Material for this task -
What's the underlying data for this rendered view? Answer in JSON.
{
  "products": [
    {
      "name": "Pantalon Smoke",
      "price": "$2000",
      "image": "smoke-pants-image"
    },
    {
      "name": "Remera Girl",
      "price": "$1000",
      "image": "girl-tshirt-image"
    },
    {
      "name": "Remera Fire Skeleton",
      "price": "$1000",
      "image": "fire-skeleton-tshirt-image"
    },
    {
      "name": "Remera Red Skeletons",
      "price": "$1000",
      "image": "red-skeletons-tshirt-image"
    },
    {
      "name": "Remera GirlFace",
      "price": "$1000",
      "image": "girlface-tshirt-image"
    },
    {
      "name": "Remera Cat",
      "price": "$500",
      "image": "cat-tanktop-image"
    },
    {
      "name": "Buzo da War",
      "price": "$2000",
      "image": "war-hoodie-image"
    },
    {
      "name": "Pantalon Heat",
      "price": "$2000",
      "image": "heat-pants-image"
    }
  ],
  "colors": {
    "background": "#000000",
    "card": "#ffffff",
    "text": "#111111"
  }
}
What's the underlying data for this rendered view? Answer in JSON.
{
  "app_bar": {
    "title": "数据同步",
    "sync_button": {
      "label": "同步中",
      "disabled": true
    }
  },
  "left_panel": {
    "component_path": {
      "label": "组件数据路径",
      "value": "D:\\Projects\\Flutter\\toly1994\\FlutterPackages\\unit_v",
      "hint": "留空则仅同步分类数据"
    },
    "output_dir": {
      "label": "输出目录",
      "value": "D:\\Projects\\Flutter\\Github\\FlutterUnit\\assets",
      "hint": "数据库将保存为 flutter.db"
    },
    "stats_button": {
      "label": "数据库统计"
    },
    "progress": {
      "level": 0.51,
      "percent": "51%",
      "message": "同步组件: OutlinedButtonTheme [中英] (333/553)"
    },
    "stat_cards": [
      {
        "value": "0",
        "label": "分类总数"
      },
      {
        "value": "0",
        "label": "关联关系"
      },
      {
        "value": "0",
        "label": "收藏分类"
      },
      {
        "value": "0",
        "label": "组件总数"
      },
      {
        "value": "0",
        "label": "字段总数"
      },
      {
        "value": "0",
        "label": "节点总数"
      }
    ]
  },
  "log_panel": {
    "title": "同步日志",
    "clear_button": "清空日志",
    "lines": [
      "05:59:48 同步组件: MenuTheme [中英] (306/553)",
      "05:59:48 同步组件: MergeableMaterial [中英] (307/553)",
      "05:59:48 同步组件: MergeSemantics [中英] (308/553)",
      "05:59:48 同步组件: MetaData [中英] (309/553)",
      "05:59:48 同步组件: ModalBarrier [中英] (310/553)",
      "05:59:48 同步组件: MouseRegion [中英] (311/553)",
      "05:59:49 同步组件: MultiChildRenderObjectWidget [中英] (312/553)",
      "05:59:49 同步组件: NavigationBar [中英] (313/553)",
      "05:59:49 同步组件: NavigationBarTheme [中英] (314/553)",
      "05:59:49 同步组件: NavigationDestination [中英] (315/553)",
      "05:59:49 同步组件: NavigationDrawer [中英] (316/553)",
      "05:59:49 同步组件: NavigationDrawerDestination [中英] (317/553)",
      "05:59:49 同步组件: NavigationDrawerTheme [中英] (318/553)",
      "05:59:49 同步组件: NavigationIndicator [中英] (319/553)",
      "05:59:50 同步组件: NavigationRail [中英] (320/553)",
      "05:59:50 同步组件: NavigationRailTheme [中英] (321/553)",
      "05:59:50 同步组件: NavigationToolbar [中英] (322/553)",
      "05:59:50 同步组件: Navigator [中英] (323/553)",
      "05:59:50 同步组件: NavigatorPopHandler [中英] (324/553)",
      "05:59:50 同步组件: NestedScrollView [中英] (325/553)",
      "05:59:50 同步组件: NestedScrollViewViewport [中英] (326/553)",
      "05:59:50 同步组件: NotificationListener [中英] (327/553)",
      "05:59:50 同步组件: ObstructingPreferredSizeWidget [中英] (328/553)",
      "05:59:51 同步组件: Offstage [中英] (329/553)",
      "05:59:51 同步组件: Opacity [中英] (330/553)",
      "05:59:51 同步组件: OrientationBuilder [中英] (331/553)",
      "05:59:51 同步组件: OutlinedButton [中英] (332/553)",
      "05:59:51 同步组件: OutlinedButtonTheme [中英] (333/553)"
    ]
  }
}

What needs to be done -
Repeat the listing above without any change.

Reply to the task -
What's the underlying data for this rendered view? Answer in JSON.
{
  "products": [
    {
      "name": "Pantalon Smoke",
      "price": "$2000",
      "image": "smoke-pants-image"
    },
    {
      "name": "Remera Girl",
      "price": "$1000",
      "image": "girl-tshirt-image"
    },
    {
      "name": "Remera Fire Skeleton",
      "price": "$1000",
      "image": "fire-skeleton-tshirt-image"
    },
    {
      "name": "Remera Red Skeletons",
      "price": "$1000",
      "image": "red-skeletons-tshirt-image"
    },
    {
      "name": "Remera GirlFace",
      "price": "$1000",
      "image": "girlface-tshirt-image"
    },
    {
      "name": "Remera Cat",
      "price": "$500",
      "image": "cat-tanktop-image"
    },
    {
      "name": "Buzo da War",
      "price": "$2000",
      "image": "war-hoodie-image"
    },
    {
      "name": "Pantalon Heat",
      "price": "$2000",
      "image": "heat-pants-image"
    }
  ],
  "colors": {
    "background": "#000000",
    "card": "#ffffff",
    "text": "#111111"
  }
}
What's the underlying data for this rendered view? Answer in JSON.
{
  "app_bar": {
    "title": "数据同步",
    "sync_button": {
      "label": "同步中",
      "disabled": true
    }
  },
  "left_panel": {
    "component_path": {
      "label": "组件数据路径",
      "value": "D:\\Projects\\Flutter\\toly1994\\FlutterPackages\\unit_v",
      "hint": "留空则仅同步分类数据"
    },
    "output_dir": {
      "label": "输出目录",
      "value": "D:\\Projects\\Flutter\\Github\\FlutterUnit\\assets",
      "hint": "数据库将保存为 flutter.db"
    },
    "stats_button": {
      "label": "数据库统计"
    },
    "progress": {
      "level": 0.51,
      "percent": "51%",
      "message": "同步组件: OutlinedButtonTheme [中英] (333/553)"
    },
    "stat_cards": [
      {
        "value": "0",
        "label": "分类总数"
      },
      {
        "value": "0",
        "label": "关联关系"
      },
      {
        "value": "0",
        "label": "收藏分类"
      },
      {
        "value": "0",
        "label": "组件总数"
      },
      {
        "value": "0",
        "label": "字段总数"
      },
      {
        "value": "0",
        "label": "节点总数"
      }
    ]
  },
  "log_panel": {
    "title": "同步日志",
    "clear_button": "清空日志",
    "lines": [
      "05:59:48 同步组件: MenuTheme [中英] (306/553)",
      "05:59:48 同步组件: MergeableMaterial [中英] (307/553)",
      "05:59:48 同步组件: MergeSemantics [中英] (308/553)",
      "05:59:48 同步组件: MetaData [中英] (309/553)",
      "05:59:48 同步组件: ModalBarrier [中英] (310/553)",
      "05:59:48 同步组件: MouseRegion [中英] (311/553)",
      "05:59:49 同步组件: MultiChildRenderObjectWidget [中英] (312/553)",
      "05:59:49 同步组件: NavigationBar [中英] (313/553)",
      "05:59:49 同步组件: NavigationBarTheme [中英] (314/553)",
      "05:59:49 同步组件: NavigationDestination [中英] (315/553)",
      "05:59:49 同步组件: NavigationDrawer [中英] (316/553)",
      "05:59:49 同步组件: NavigationDrawerDestination [中英] (317/553)",
      "05:59:49 同步组件: NavigationDrawerTheme [中英] (318/553)",
      "05:59:49 同步组件: NavigationIndicator [中英] (319/553)",
      "05:59:50 同步组件: NavigationRail [中英] (320/553)",
      "05:59:50 同步组件: NavigationRailTheme [中英] (321/553)",
      "05:59:50 同步组件: NavigationToolbar [中英] (322/553)",
      "05:59:50 同步组件: Navigator [中英] (323/553)",
      "05:59:50 同步组件: NavigatorPopHandler [中英] (324/553)",
      "05:59:50 同步组件: NestedScrollView [中英] (325/553)",
      "05:59:50 同步组件: NestedScrollViewViewport [中英] (326/553)",
      "05:59:50 同步组件: NotificationListener [中英] (327/553)",
      "05:59:50 同步组件: ObstructingPreferredSizeWidget [中英] (328/553)",
      "05:59:51 同步组件: Offstage [中英] (329/553)",
      "05:59:51 同步组件: Opacity [中英] (330/553)",
      "05:59:51 同步组件: OrientationBuilder [中英] (331/553)",
      "05:59:51 同步组件: OutlinedButton [中英] (332/553)",
      "05:59:51 同步组件: OutlinedButtonTheme [中英] (333/553)"
    ]
  }
}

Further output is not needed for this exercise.